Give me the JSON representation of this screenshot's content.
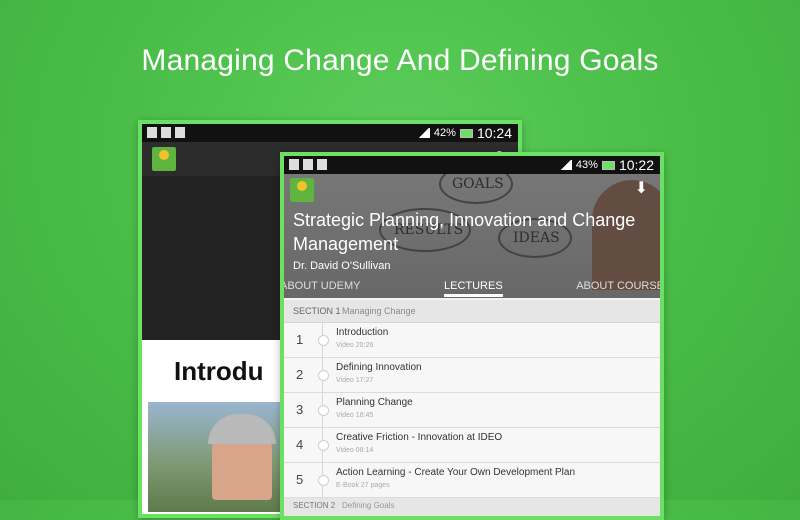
{
  "headline": "Managing Change And Defining Goals",
  "back_phone": {
    "status": {
      "battery": "42%",
      "time": "10:24"
    },
    "slide_title": "Introdu"
  },
  "front_phone": {
    "status": {
      "battery": "43%",
      "time": "10:22"
    },
    "course_title": "Strategic Planning, Innovation and Change Management",
    "author": "Dr. David O'Sullivan",
    "hero_doodles": [
      "GOALS",
      "RESULTS",
      "IDEAS"
    ],
    "tabs": {
      "left": "ABOUT UDEMY",
      "active": "LECTURES",
      "right": "ABOUT COURSE"
    },
    "section1": {
      "number": "SECTION 1",
      "name": "Managing Change"
    },
    "lectures": [
      {
        "index": "1",
        "title": "Introduction",
        "meta": "Video 20:26"
      },
      {
        "index": "2",
        "title": "Defining Innovation",
        "meta": "Video 17:27"
      },
      {
        "index": "3",
        "title": "Planning Change",
        "meta": "Video 18:45"
      },
      {
        "index": "4",
        "title": "Creative Friction - Innovation at IDEO",
        "meta": "Video 08:14"
      },
      {
        "index": "5",
        "title": "Action Learning - Create Your Own Development Plan",
        "meta": "E-Book 27 pages"
      }
    ],
    "section2": {
      "number": "SECTION 2",
      "name": "Defining Goals"
    }
  },
  "colors": {
    "background": "#4bbf49",
    "frame": "#6be062",
    "logo_bg": "#5fb33f"
  }
}
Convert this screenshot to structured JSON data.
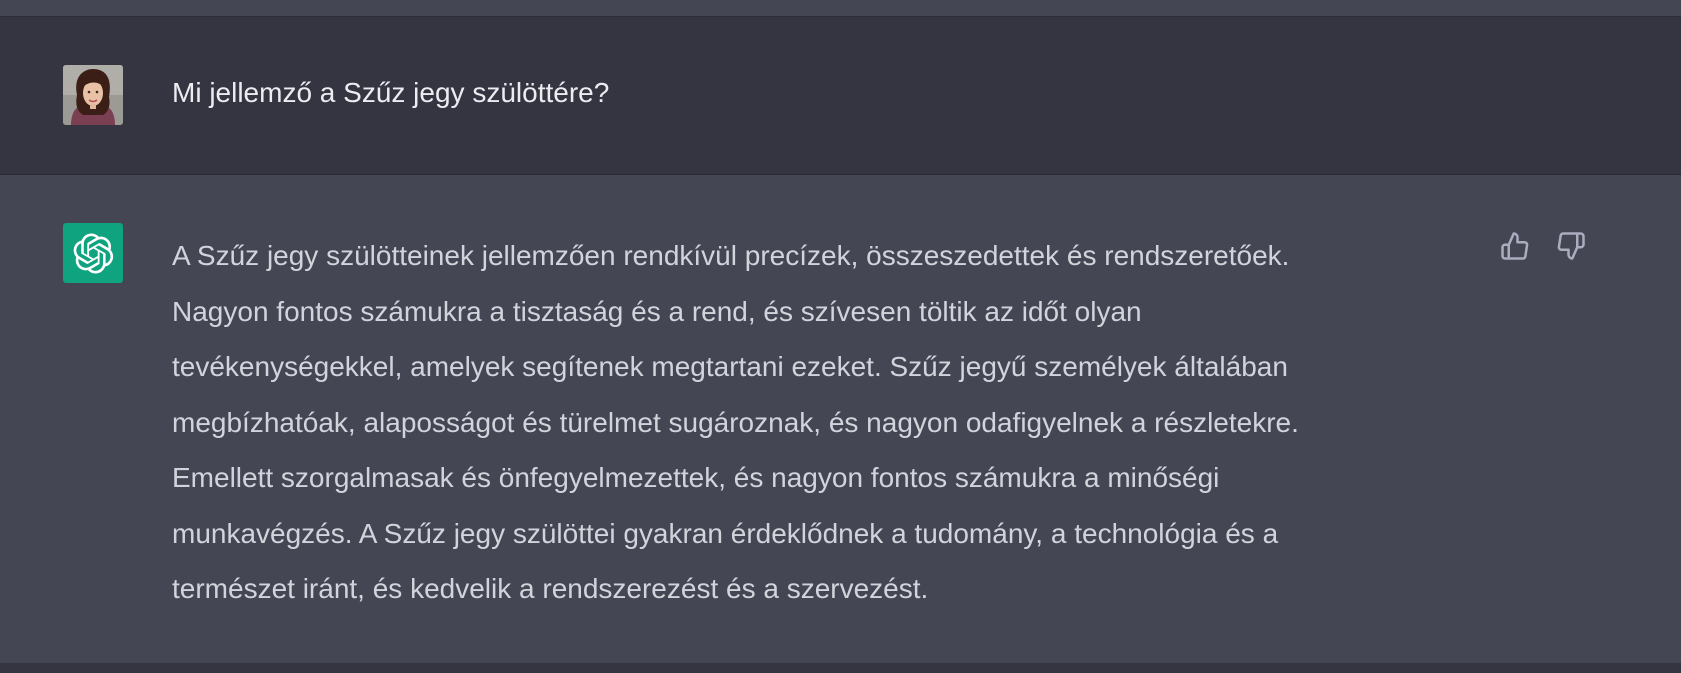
{
  "conversation": {
    "user_message": {
      "avatar": "user-photo-avatar",
      "text": "Mi jellemző a Szűz jegy szülöttére?"
    },
    "assistant_message": {
      "avatar": "openai-logo-icon",
      "lines": [
        "A Szűz jegy szülötteinek jellemzően rendkívül precízek, összeszedettek és rendszeretőek.",
        "Nagyon fontos számukra a tisztaság és a rend, és szívesen töltik az időt olyan",
        "tevékenységekkel, amelyek segítenek megtartani ezeket. Szűz jegyű személyek általában",
        "megbízhatóak, alaposságot és türelmet sugároznak, és nagyon odafigyelnek a részletekre.",
        "Emellett szorgalmasak és önfegyelmezettek, és nagyon fontos számukra a minőségi",
        "munkavégzés. A Szűz jegy szülöttei gyakran érdeklődnek a tudomány, a technológia és a",
        "természet iránt, és kedvelik a rendszerezést és a szervezést."
      ],
      "feedback": {
        "like_icon": "thumbs-up-icon",
        "dislike_icon": "thumbs-down-icon"
      }
    }
  },
  "colors": {
    "user_bg": "#343541",
    "assistant_bg": "#444654",
    "brand_green": "#10a37f",
    "user_text": "#ececf1",
    "assistant_text": "#d1d5db",
    "icon": "#acacbe"
  }
}
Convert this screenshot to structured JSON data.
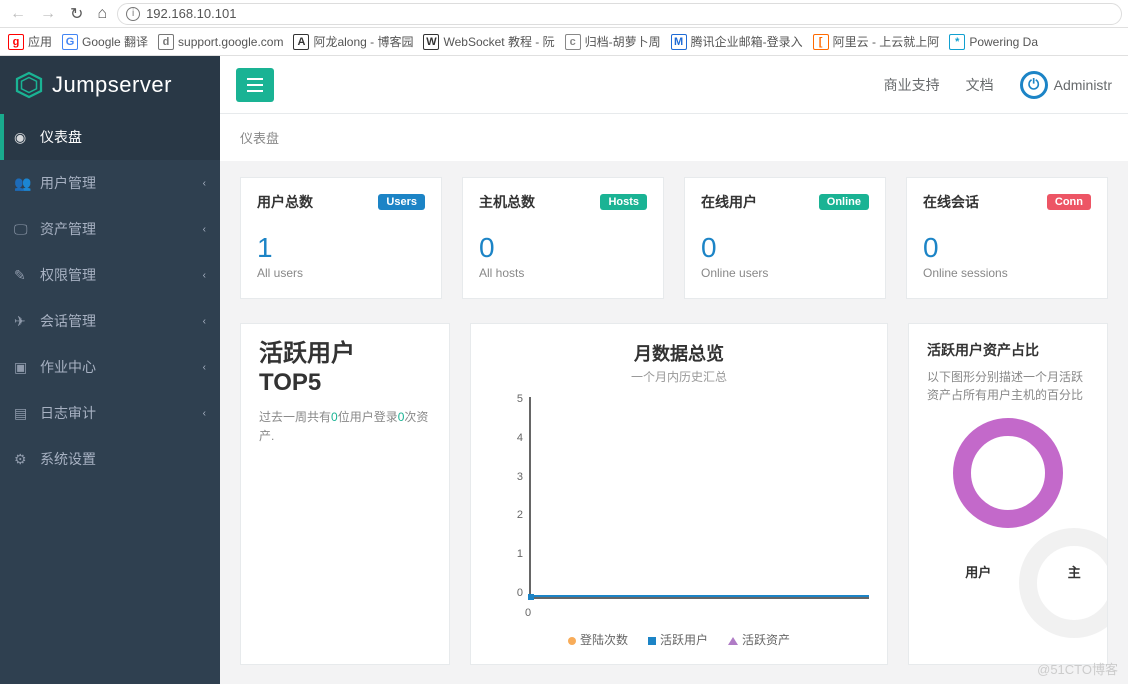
{
  "browser": {
    "url": "192.168.10.101",
    "bookmarks": [
      {
        "icon": "grid",
        "label": "应用",
        "color": "#f00"
      },
      {
        "icon": "G",
        "label": "Google 翻译",
        "color": "#4285f4"
      },
      {
        "icon": "doc",
        "label": "support.google.com",
        "color": "#777"
      },
      {
        "icon": "A",
        "label": "阿龙along - 博客园",
        "color": "#333"
      },
      {
        "icon": "W",
        "label": "WebSocket 教程 - 阮",
        "color": "#333"
      },
      {
        "icon": "cat",
        "label": "归档-胡萝卜周",
        "color": "#888"
      },
      {
        "icon": "M",
        "label": "腾讯企业邮箱-登录入",
        "color": "#1e6bd6"
      },
      {
        "icon": "[-]",
        "label": "阿里云 - 上云就上阿",
        "color": "#ff6a00"
      },
      {
        "icon": "*",
        "label": "Powering Da",
        "color": "#11a0d0"
      }
    ]
  },
  "brand": "Jumpserver",
  "topbar": {
    "links": [
      "商业支持",
      "文档"
    ],
    "user": "Administr"
  },
  "breadcrumb": "仪表盘",
  "sidebar": [
    {
      "icon": "◉",
      "label": "仪表盘",
      "active": true,
      "expandable": false
    },
    {
      "icon": "👥",
      "label": "用户管理",
      "active": false,
      "expandable": true
    },
    {
      "icon": "🖵",
      "label": "资产管理",
      "active": false,
      "expandable": true
    },
    {
      "icon": "✎",
      "label": "权限管理",
      "active": false,
      "expandable": true
    },
    {
      "icon": "✈",
      "label": "会话管理",
      "active": false,
      "expandable": true
    },
    {
      "icon": "▣",
      "label": "作业中心",
      "active": false,
      "expandable": true
    },
    {
      "icon": "▤",
      "label": "日志审计",
      "active": false,
      "expandable": true
    },
    {
      "icon": "⚙",
      "label": "系统设置",
      "active": false,
      "expandable": false
    }
  ],
  "stats": [
    {
      "title": "用户总数",
      "badge": "Users",
      "badgeClass": "users",
      "value": "1",
      "sub": "All users"
    },
    {
      "title": "主机总数",
      "badge": "Hosts",
      "badgeClass": "hosts",
      "value": "0",
      "sub": "All hosts"
    },
    {
      "title": "在线用户",
      "badge": "Online",
      "badgeClass": "online",
      "value": "0",
      "sub": "Online users"
    },
    {
      "title": "在线会话",
      "badge": "Conn",
      "badgeClass": "conn",
      "value": "0",
      "sub": "Online sessions"
    }
  ],
  "top5": {
    "title_line1": "活跃用户",
    "title_line2": "TOP5",
    "desc_pre": "过去一周共有",
    "desc_users": "0",
    "desc_mid": "位用户登录",
    "desc_assets": "0",
    "desc_post": "次资产."
  },
  "chart": {
    "title": "月数据总览",
    "subtitle": "一个月内历史汇总",
    "legend": [
      "登陆次数",
      "活跃用户",
      "活跃资产"
    ]
  },
  "chart_data": {
    "type": "line",
    "title": "月数据总览",
    "subtitle": "一个月内历史汇总",
    "xlabel": "",
    "ylabel": "",
    "ylim": [
      0,
      5
    ],
    "yticks": [
      0,
      1,
      2,
      3,
      4,
      5
    ],
    "x": [
      0
    ],
    "series": [
      {
        "name": "登陆次数",
        "values": [
          0
        ],
        "color": "#f8ac59"
      },
      {
        "name": "活跃用户",
        "values": [
          0
        ],
        "color": "#1c84c6"
      },
      {
        "name": "活跃资产",
        "values": [
          0
        ],
        "color": "#b07cc6"
      }
    ]
  },
  "donut": {
    "title": "活跃用户资产占比",
    "desc": "以下图形分别描述一个月活跃资产占所有用户主机的百分比",
    "caption": "用户",
    "caption2": "主"
  },
  "watermark": "@51CTO博客"
}
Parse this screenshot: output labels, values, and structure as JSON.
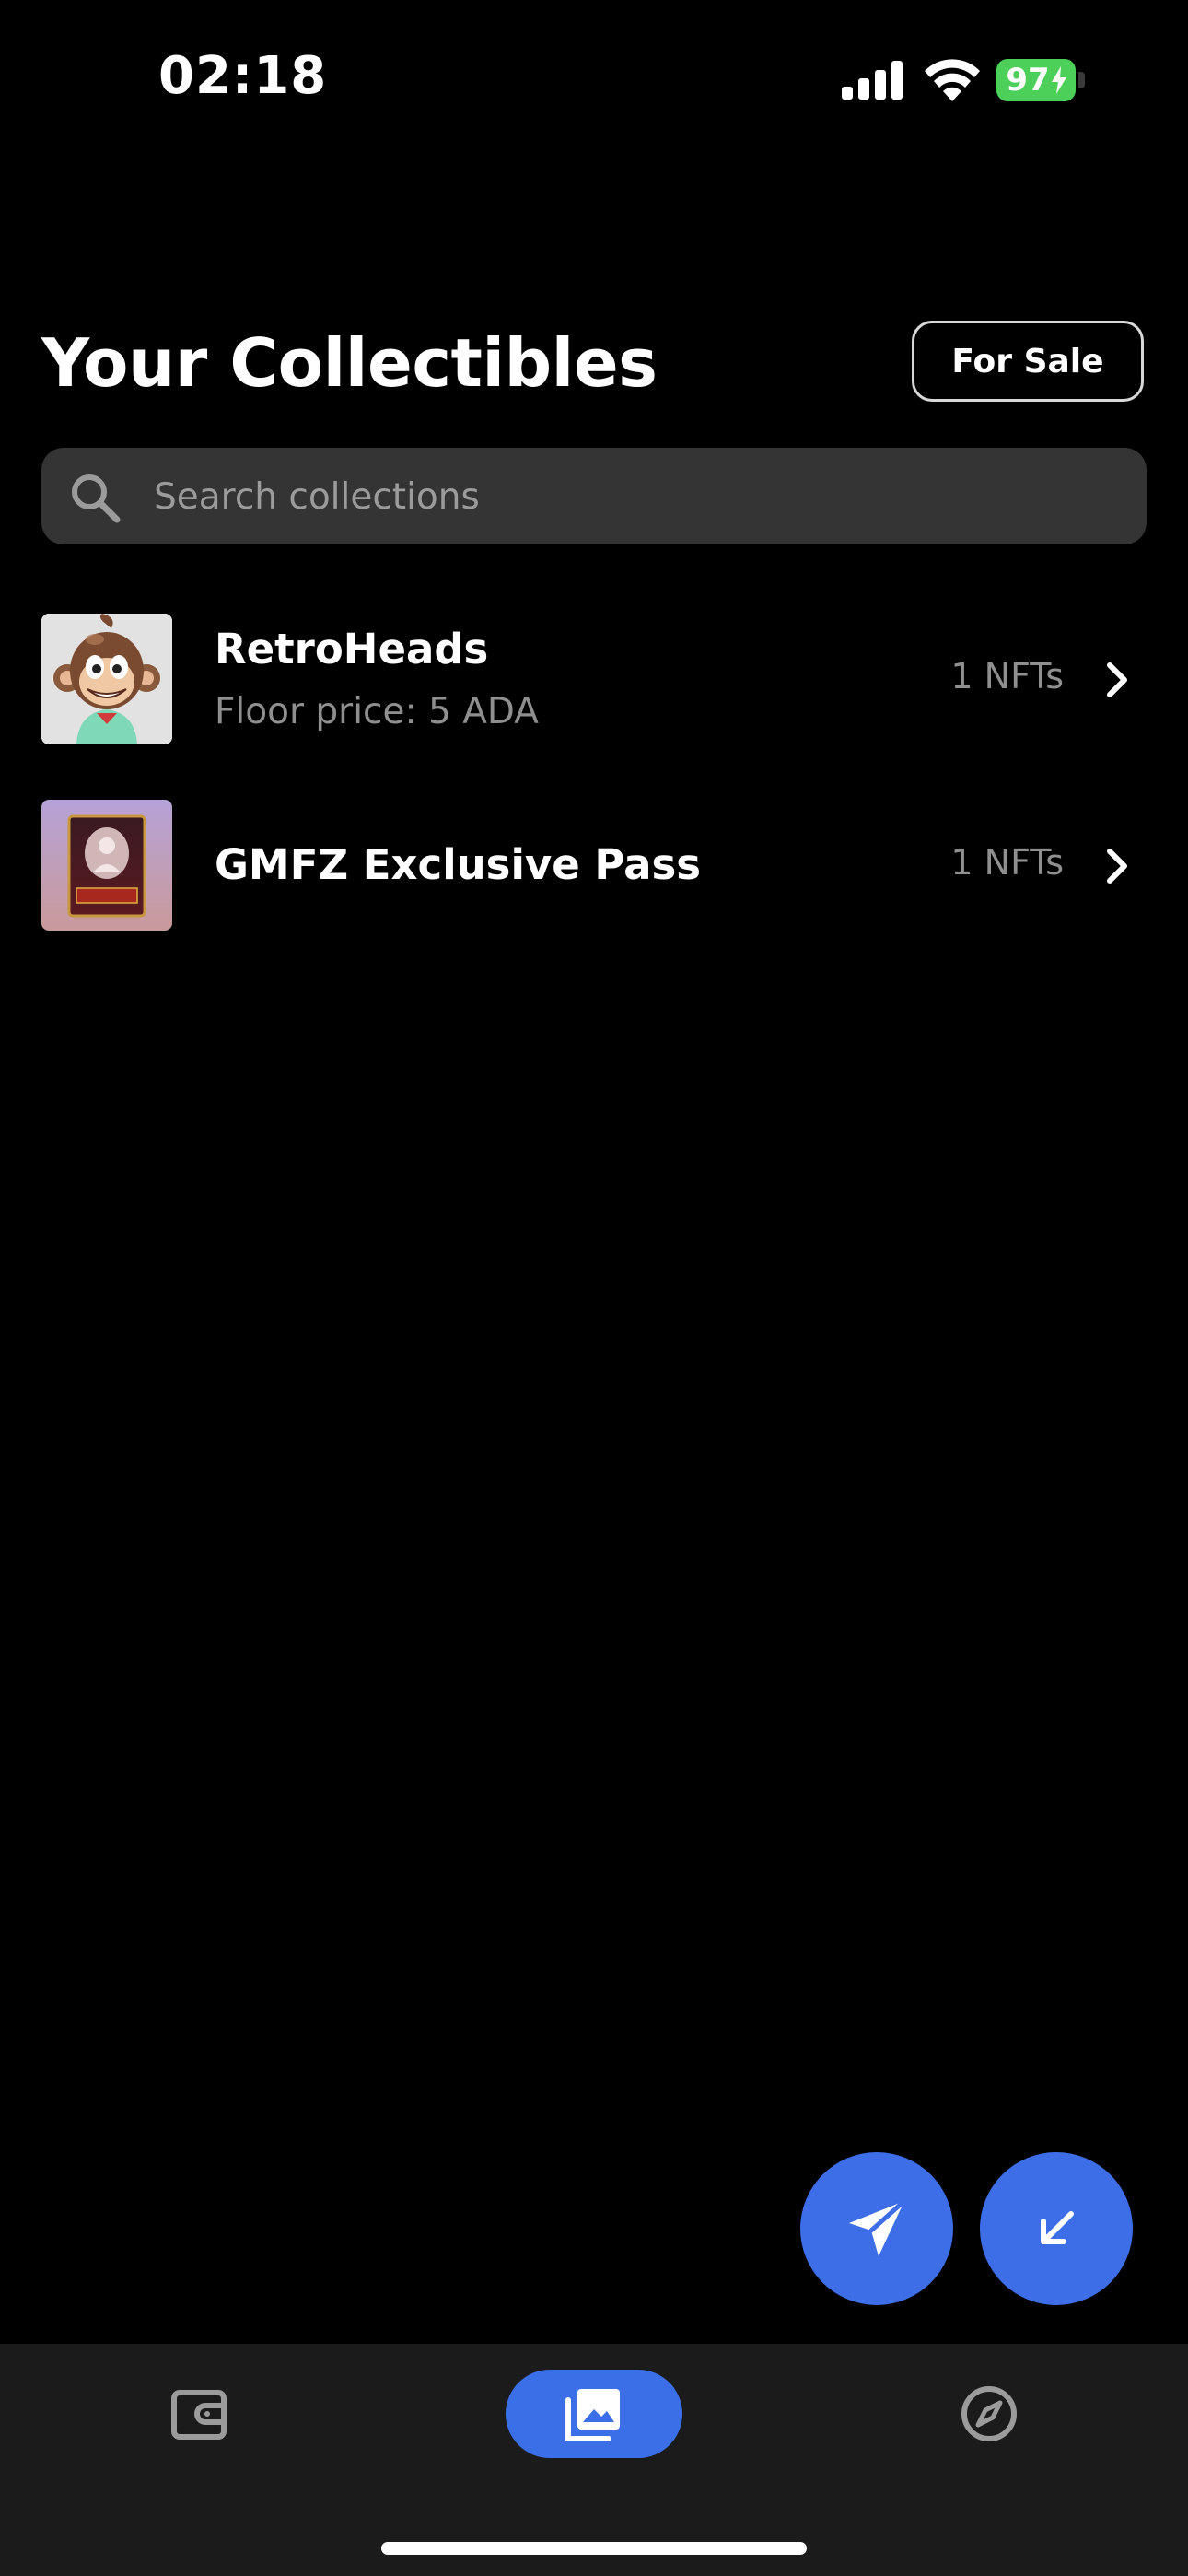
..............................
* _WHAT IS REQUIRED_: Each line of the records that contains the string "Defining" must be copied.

* _EXERCISE ANSWER_:
  "headline": "Managing Change And Defining Goals",
        "title": "Defining Innovation",
      "name": "Defining Goals"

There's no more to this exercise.